Lisa of Longbourn said...

The hymn Let Us Love and Sing and Wonder by Newton, with which I was unfamiliar, for any other of you readers, can be found at: http://www.cyberhymnal.org/htm/l/e/letuslov.htm

kschaub, is it easy to sing along with the albums you mentioned?
To God be all glory,
Lisa of Longbourn

kschaub said...

Hey Lisa, yes! Of course, you might have to get used to singing with guys like Relient K . . .

'Let Us Love and Sing and Wonder' is a lesser known hymn by John Newton, who also wrote 'Amazing Grace.' Before he was saved, Newton was a slave trader . . . when he me William Wilberforce, he joined with him to help in the slave trade in England . . . writing in response to both who he was without Christ and who he was as a slave trader, he wrote 'Amazing Grace.' Piper wrote two biographies on Wilberforce.

Anyway, Jars of Clay released an album a few years ago, 'Redemption Songs', full of old hymns (with a Jars of Clay grass-roots sound) . . . 'Let Us Love and Sing and Wonder' is on there along with a few obscure and a few better known hymns. Easy to sing along with, beautifully written, and if you play guitar . . . they're pretty easy to play with too. Shane and Shane are fantastic singers, and most of their songs are worship/praise . . . since you're a girl, I would think you could definitely sing along with them because they've got super-high boy voices. :)

Indelible Grace does a great job putting old hymns in modern guitar-piano-like arrangements and are definitely easy to sing to. Also check out Josh Bales (joshbales.com). Think they all have myspace music accounts too.

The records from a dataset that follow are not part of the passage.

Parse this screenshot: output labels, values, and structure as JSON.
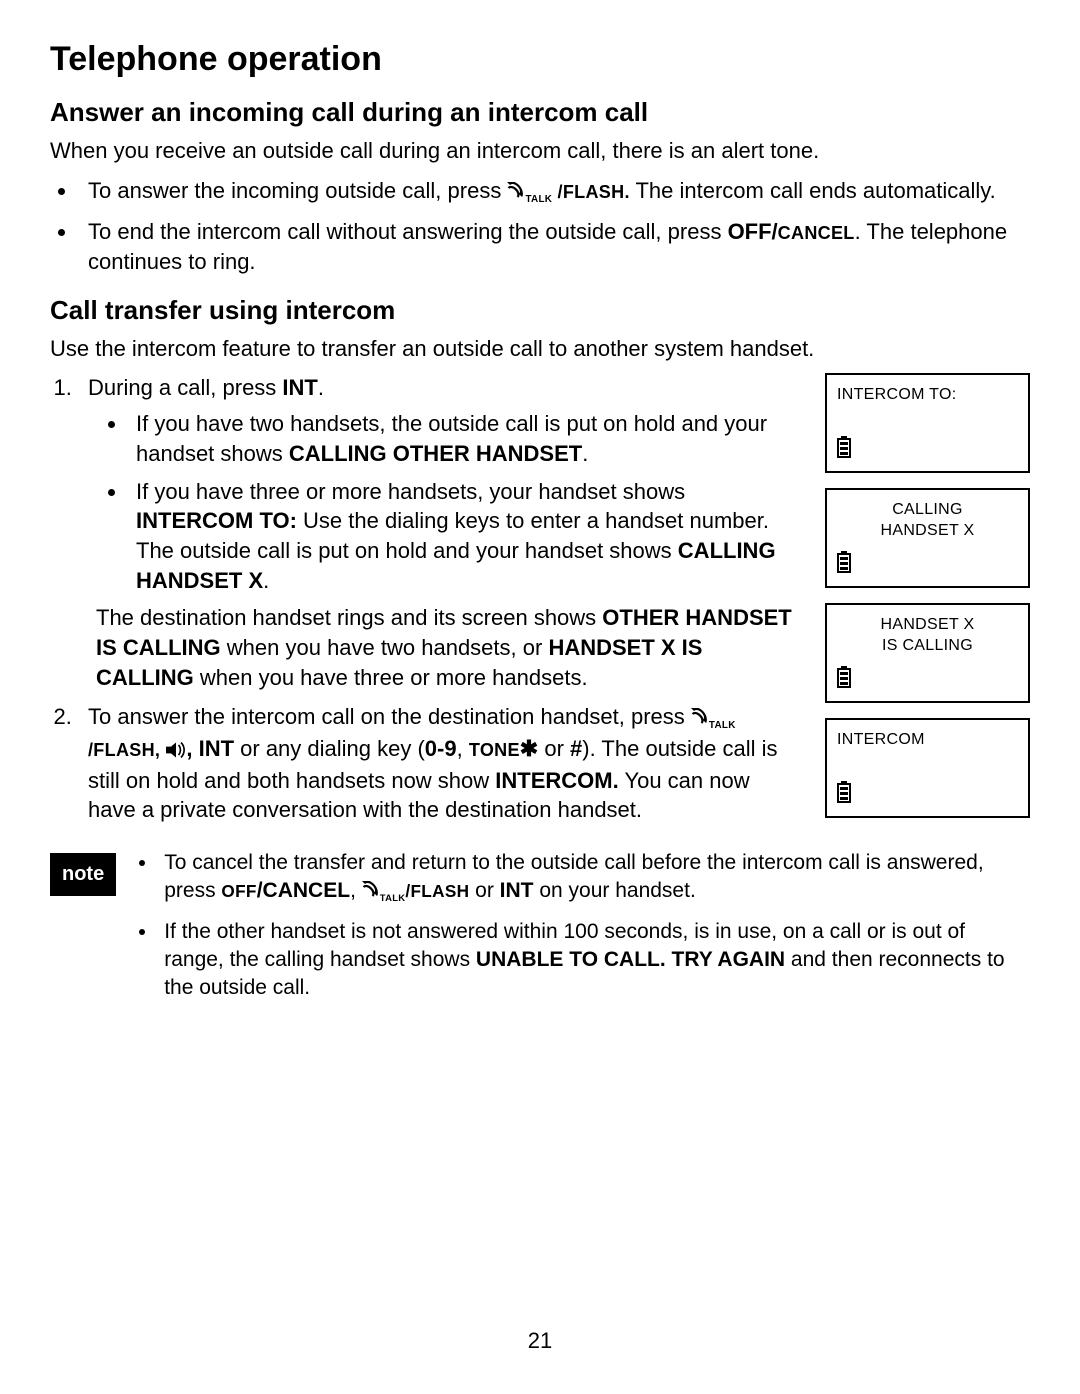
{
  "pageNumber": "21",
  "title": "Telephone operation",
  "section1": {
    "heading": "Answer an incoming call during an intercom call",
    "intro": "When you receive an outside call during an intercom call, there is an alert tone.",
    "bullets": {
      "b1_pre": "To answer the incoming outside call, press ",
      "b1_key": "/FLASH.",
      "b1_post": " The intercom call ends automatically.",
      "b2_pre": "To end the intercom call without answering the outside call, press ",
      "b2_key": "OFF/",
      "b2_key2": "CANCEL",
      "b2_post": ". The telephone continues to ring."
    }
  },
  "section2": {
    "heading": "Call transfer using intercom",
    "intro": "Use the intercom feature to transfer an outside call to another system handset.",
    "step1_pre": "During a call, press ",
    "step1_key": "INT",
    "step1_post": ".",
    "step1_sub1_pre": "If you have two handsets, the outside call is put on hold and your handset shows ",
    "step1_sub1_bold": "CALLING OTHER HANDSET",
    "step1_sub1_post": ".",
    "step1_sub2_pre": "If you have three or more handsets, your handset shows ",
    "step1_sub2_bold": "INTERCOM TO:",
    "step1_sub2_mid": " Use the dialing keys to enter a handset number. The outside call is put on hold and your handset shows ",
    "step1_sub2_bold2": "CALLING HANDSET X",
    "step1_sub2_post": ".",
    "step1_para2_pre": "The destination handset rings and its screen shows ",
    "step1_para2_bold1": "OTHER HANDSET IS CALLING",
    "step1_para2_mid": " when you have two handsets, or ",
    "step1_para2_bold2": "HANDSET X IS CALLING",
    "step1_para2_post": " when you have three or more handsets.",
    "step2_pre": "To answer the intercom call on the destination handset, press ",
    "step2_key1": "/FLASH,",
    "step2_key2": "INT",
    "step2_mid1": " or any dialing key (",
    "step2_key3": "0-9",
    "step2_mid2": ", ",
    "step2_key4": "TONE",
    "step2_key4b": " or ",
    "step2_key5": "#",
    "step2_mid3": "). The outside call is still on hold and both handsets now show ",
    "step2_bold": "INTERCOM.",
    "step2_post": " You can now have a private conversation with the destination handset."
  },
  "note": {
    "label": "note",
    "n1_pre": "To cancel the transfer and return to the outside call before the intercom call is answered, press ",
    "n1_key1a": "OFF",
    "n1_key1b": "/CANCEL",
    "n1_sep1": ", ",
    "n1_key2": "/FLASH",
    "n1_sep2": " or ",
    "n1_key3": "INT",
    "n1_post": " on your handset.",
    "n2_pre": "If the other handset is not answered within 100 seconds, is in use, on a call or is out of range, the calling handset shows ",
    "n2_bold": "UNABLE TO CALL. TRY AGAIN",
    "n2_post": " and then reconnects to the outside call."
  },
  "screens": {
    "s1_line1": "INTERCOM TO:",
    "s2_line1": "CALLING",
    "s2_line2": "HANDSET X",
    "s3_line1": "HANDSET X",
    "s3_line2": "IS CALLING",
    "s4_line1": "INTERCOM"
  },
  "icons": {
    "talk": "TALK",
    "x": "✱"
  }
}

But of all these, I would certainly recommend buying any post-'eleventh hour' Jars of Clay release, 'Pages' or 'Clean' by Shane and Shane, 'The Morning' by Andrew Osenga, Indelible Grace III, Sandra McCracken's 'Builder and the Architect' (by this one first . . . listen to 'Rock of Ages' for a God-glorifying, theology rich, worshipful song), Derek Webb's 'She Must and Shall Go Free', Andrew Peterson's 'Love and Thunder'. Most of these guys are friends and help each other out on their albums. I think they're all on iTunes . . . some may be hard to find in stores. Andrew Osenga actually has a new free EP on his blog . . . andrewosenga.com

Wow, that was long.

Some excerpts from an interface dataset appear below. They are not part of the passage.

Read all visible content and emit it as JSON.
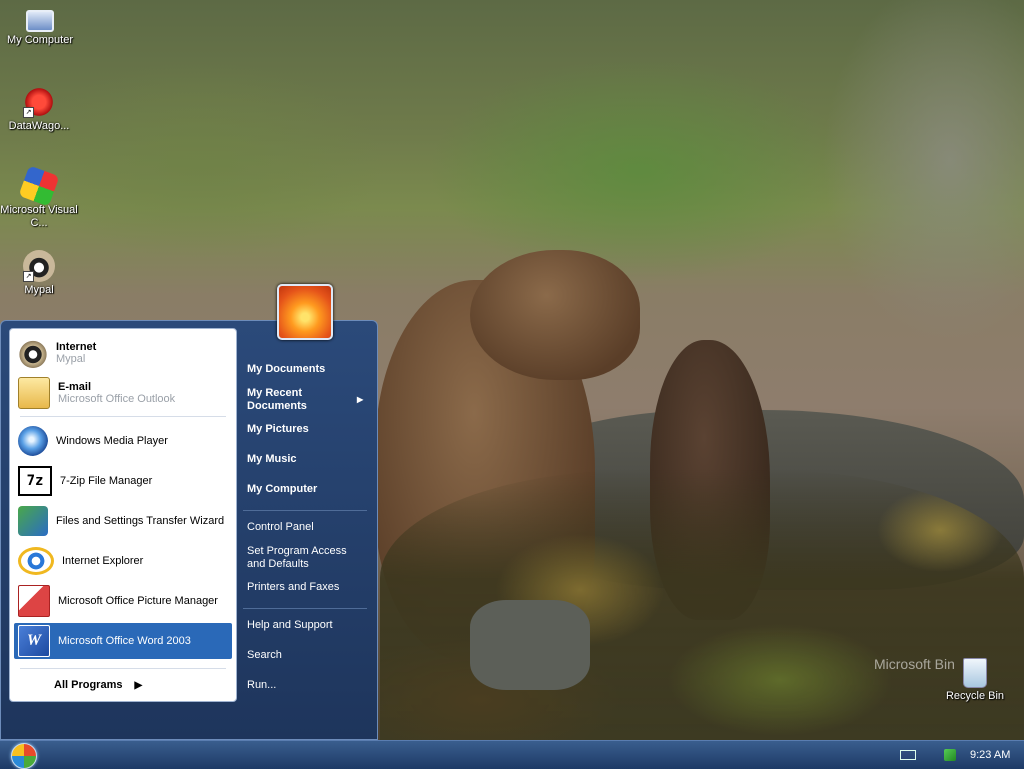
{
  "desktop": {
    "icons": [
      {
        "label": "My Computer",
        "icon": "my-computer-icon"
      },
      {
        "label": "DataWago...",
        "icon": "datawago-icon"
      },
      {
        "label": "Microsoft Visual C...",
        "icon": "visual-c-icon"
      },
      {
        "label": "Mypal",
        "icon": "mypal-icon"
      },
      {
        "label": "Recycle Bin",
        "icon": "recycle-bin-icon"
      }
    ],
    "watermark": "Microsoft Bin"
  },
  "start_menu": {
    "pinned": [
      {
        "title": "Internet",
        "subtitle": "Mypal",
        "icon": "mypal-icon"
      },
      {
        "title": "E-mail",
        "subtitle": "Microsoft Office Outlook",
        "icon": "outlook-icon"
      }
    ],
    "recent": [
      {
        "label": "Windows Media Player",
        "icon": "media-player-icon"
      },
      {
        "label": "7-Zip File Manager",
        "icon": "7zip-icon",
        "glyph": "7z"
      },
      {
        "label": "Files and Settings Transfer Wizard",
        "icon": "transfer-wizard-icon"
      },
      {
        "label": "Internet Explorer",
        "icon": "internet-explorer-icon"
      },
      {
        "label": "Microsoft Office Picture Manager",
        "icon": "picture-manager-icon"
      },
      {
        "label": "Microsoft Office Word 2003",
        "icon": "word-icon",
        "glyph": "W",
        "selected": true
      }
    ],
    "all_programs": "All Programs",
    "right": {
      "my_documents": "My Documents",
      "my_recent_documents_line1": "My Recent",
      "my_recent_documents_line2": "Documents",
      "my_pictures": "My Pictures",
      "my_music": "My Music",
      "my_computer": "My Computer",
      "control_panel": "Control Panel",
      "set_program_access_line1": "Set Program Access",
      "set_program_access_line2": "and Defaults",
      "printers_and_faxes": "Printers and Faxes",
      "help_and_support": "Help and Support",
      "search": "Search",
      "run": "Run..."
    }
  },
  "taskbar": {
    "clock": "9:23 AM"
  },
  "colors": {
    "start_menu_bg": "#1e355c",
    "selection": "#2a69b8",
    "taskbar": "#1d3a66"
  }
}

kschaub said...

Lisa, noticed I had a couple of glaring typo(s) in that last comment. Sorry.

**William Wilberforce fought in parliament to end the British slave trade. (this one really needed to be fixed!)

kschaub said...

So, did you get a chance to listen to any of that stuff?

Lisa of Longbourn said...

My life in the past 30 hours! Aaah! I refused to even turn on my computer; it's so addicting and then I am tired the next day. Plus I had to work. So to confess, I have not listened to a one. But I will.

I'll check with my brother; he has some Jars of Clay, I think. And online will at least have samples. There's always the library, which I'm kicking myself for not checking since I was just there. And finally, there is purchasing these hard-to-find albums, when I don't go to local Christian bookstores, online.

Thanks for checking.
To God be all glory,
Lisa of Longbourn

kschaub said...

Lisa, if you want one to check out . . . let me know and I'll send you a copy.

Email me: schaubk@gmail.com

P.S. It will be a legal copy. :)

Lisa of Longbourn said...

Sandra McCracken - very good. She'll let you listen to her songs, too! I want this cd; have to save money. http://www.igracemusic.com/sandrahymns/

To God be all glory,
Lisa of Longbourn

Lisa of Longbourn said...

I will get a couple Jars of Clay CD's from the library.

Derek Webb has really good lyrics, but I'd have to be in the right mood for that style of music.

Sandra McCracken, as I said, was very impressive.

Indelible Grace III did not have any samples available online.

Shane & Shane were ok, with music like Derek Webb's.

Andrew Osenga sounded sad, and I couldn't find a lot of praise music.

Andrew Peterson has a good acoustic sound and imaginative: lyrics, song titles, and album titles for that matter.

Josh Bales had fun music, but I couldn't access samples of praise music.

To God be all glory,
Lisa of Longbourn